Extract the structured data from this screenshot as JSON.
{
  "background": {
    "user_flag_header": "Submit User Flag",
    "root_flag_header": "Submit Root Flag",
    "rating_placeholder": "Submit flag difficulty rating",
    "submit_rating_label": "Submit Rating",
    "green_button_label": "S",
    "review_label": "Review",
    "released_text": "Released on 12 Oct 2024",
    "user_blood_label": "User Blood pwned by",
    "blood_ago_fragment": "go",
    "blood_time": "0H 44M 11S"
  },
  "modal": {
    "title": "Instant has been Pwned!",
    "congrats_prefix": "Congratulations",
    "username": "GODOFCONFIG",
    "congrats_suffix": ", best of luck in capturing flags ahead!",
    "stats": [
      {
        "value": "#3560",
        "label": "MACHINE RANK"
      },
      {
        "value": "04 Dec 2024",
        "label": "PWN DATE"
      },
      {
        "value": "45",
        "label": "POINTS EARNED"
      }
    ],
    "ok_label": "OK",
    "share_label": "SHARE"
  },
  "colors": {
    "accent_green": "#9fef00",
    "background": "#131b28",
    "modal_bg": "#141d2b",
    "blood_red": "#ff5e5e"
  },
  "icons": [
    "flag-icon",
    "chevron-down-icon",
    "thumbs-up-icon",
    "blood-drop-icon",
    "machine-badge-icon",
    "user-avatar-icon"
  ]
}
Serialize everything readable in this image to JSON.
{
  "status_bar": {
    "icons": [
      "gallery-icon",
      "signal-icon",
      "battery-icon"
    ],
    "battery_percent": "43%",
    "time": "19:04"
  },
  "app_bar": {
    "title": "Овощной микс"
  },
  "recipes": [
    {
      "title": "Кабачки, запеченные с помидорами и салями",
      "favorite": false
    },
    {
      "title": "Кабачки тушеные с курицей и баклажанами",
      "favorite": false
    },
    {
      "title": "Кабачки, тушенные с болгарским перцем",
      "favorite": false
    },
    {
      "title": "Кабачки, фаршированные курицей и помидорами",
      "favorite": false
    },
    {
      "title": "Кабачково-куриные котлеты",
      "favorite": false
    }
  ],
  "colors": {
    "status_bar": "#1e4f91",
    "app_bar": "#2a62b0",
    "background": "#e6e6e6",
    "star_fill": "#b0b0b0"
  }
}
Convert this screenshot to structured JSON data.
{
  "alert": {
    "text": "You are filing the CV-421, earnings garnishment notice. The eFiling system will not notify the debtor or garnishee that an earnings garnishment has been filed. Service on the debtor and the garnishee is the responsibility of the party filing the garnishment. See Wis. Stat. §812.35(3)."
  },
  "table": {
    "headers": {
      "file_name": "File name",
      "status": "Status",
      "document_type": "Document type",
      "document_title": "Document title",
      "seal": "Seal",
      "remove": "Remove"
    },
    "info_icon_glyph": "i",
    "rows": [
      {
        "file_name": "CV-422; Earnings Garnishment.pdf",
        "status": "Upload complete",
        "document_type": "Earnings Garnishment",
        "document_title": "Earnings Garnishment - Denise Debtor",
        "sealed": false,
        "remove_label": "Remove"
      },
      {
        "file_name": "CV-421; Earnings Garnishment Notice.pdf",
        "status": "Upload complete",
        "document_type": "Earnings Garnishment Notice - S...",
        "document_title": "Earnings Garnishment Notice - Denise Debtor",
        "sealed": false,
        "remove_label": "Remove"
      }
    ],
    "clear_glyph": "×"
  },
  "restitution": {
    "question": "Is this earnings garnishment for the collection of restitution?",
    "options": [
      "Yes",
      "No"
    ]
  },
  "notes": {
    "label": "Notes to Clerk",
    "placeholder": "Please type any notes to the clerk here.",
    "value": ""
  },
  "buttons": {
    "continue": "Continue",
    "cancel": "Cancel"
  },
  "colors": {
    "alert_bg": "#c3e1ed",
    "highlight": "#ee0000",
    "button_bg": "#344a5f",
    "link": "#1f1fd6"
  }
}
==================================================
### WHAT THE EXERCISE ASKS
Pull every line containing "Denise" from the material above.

### RESPONSE TO THE TASK
        "document_title": "Earnings Garnishment - Denise Debtor",
        "document_title": "Earnings Garnishment Notice - Denise Debtor",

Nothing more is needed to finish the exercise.